History of § 2.2-3708
Electronic Communications Meetings
communication meetings prohibited (§ 2.1-343.1)
as result of Roanoke City School Board v. Times-World
Corp., 226 VA 185, September 9, 1983.
public bodies authorized to conduct two-year pilot program
(expiring July 1, 1991) for electronic communication meetings
in accordance with statutorily mandated procedures; such
meetings for political subdivisions and local public bodies
pilot program expanded to three-year program, expiring
July 1, 1992.(§ 2.1-343.1)
for state public bodies to conduct electronic communication
meetings made permanent (i.e., three-year sunset repealed).
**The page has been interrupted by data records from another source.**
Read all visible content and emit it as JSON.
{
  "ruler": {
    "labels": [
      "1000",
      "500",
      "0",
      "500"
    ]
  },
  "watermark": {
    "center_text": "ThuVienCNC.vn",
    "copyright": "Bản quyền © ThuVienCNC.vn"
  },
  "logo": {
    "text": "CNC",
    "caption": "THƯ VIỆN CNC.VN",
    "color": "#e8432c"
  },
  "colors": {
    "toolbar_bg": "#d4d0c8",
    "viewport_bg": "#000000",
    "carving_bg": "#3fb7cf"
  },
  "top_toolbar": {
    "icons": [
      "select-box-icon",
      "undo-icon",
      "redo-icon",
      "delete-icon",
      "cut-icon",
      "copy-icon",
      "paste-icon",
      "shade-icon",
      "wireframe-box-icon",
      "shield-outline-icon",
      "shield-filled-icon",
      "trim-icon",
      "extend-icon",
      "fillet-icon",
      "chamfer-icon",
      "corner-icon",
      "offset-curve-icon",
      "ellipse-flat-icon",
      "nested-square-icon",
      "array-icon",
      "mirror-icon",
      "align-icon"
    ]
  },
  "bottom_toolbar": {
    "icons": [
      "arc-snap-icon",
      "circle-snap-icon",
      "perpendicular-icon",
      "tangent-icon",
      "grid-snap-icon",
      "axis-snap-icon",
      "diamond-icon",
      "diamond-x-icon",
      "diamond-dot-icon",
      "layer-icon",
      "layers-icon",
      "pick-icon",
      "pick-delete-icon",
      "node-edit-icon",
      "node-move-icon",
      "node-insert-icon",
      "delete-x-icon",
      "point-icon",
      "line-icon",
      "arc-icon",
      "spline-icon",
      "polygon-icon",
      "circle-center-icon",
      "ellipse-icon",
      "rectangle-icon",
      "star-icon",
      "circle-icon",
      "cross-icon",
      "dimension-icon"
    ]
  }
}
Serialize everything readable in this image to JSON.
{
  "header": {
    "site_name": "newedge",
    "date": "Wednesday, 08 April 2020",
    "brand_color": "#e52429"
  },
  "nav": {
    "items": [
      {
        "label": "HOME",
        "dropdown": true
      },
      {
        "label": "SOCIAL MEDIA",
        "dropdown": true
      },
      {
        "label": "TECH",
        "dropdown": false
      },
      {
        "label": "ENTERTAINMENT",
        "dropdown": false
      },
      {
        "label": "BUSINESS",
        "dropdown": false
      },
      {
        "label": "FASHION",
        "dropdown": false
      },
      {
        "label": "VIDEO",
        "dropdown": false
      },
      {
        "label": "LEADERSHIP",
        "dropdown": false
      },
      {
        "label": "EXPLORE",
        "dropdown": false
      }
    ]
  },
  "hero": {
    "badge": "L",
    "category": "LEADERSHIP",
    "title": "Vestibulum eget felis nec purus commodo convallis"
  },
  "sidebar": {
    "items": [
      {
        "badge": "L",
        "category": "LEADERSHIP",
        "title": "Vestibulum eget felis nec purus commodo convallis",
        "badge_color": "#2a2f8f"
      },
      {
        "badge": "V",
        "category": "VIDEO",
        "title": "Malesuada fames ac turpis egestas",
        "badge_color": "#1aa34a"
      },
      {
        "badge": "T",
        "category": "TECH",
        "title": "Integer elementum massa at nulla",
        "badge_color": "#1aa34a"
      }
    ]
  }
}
of application of law (i.e., what public bodies may conduct
electronic communication meetings.
"Nothing in this section shall be construed to prohibit
the use of interactive audio or video means to expand
public participation" added.
for quorum physically assembled at one location added.
changes as result of 1999 rewrite of FOIA. (§ 2.1-343.1)
of the HJR 187/501 Joint Subcommittee Studying FOIA
changes as result of Title 2.1 revision into Title 2.2.
substantive changes made; renumbering of existing Code
sections in Title 2.2
changes as result of creation of the Virginia Information
Technologies Agency (VITA). (§ 2.2-3708)
rewrite of § 2.2-3708 to relax procedural requirements
of FOIA Council and JCOTS
Subcommittee members Edwards, Fifer and Miller were present
at the meeting. Subcommittee member Wiley was absent.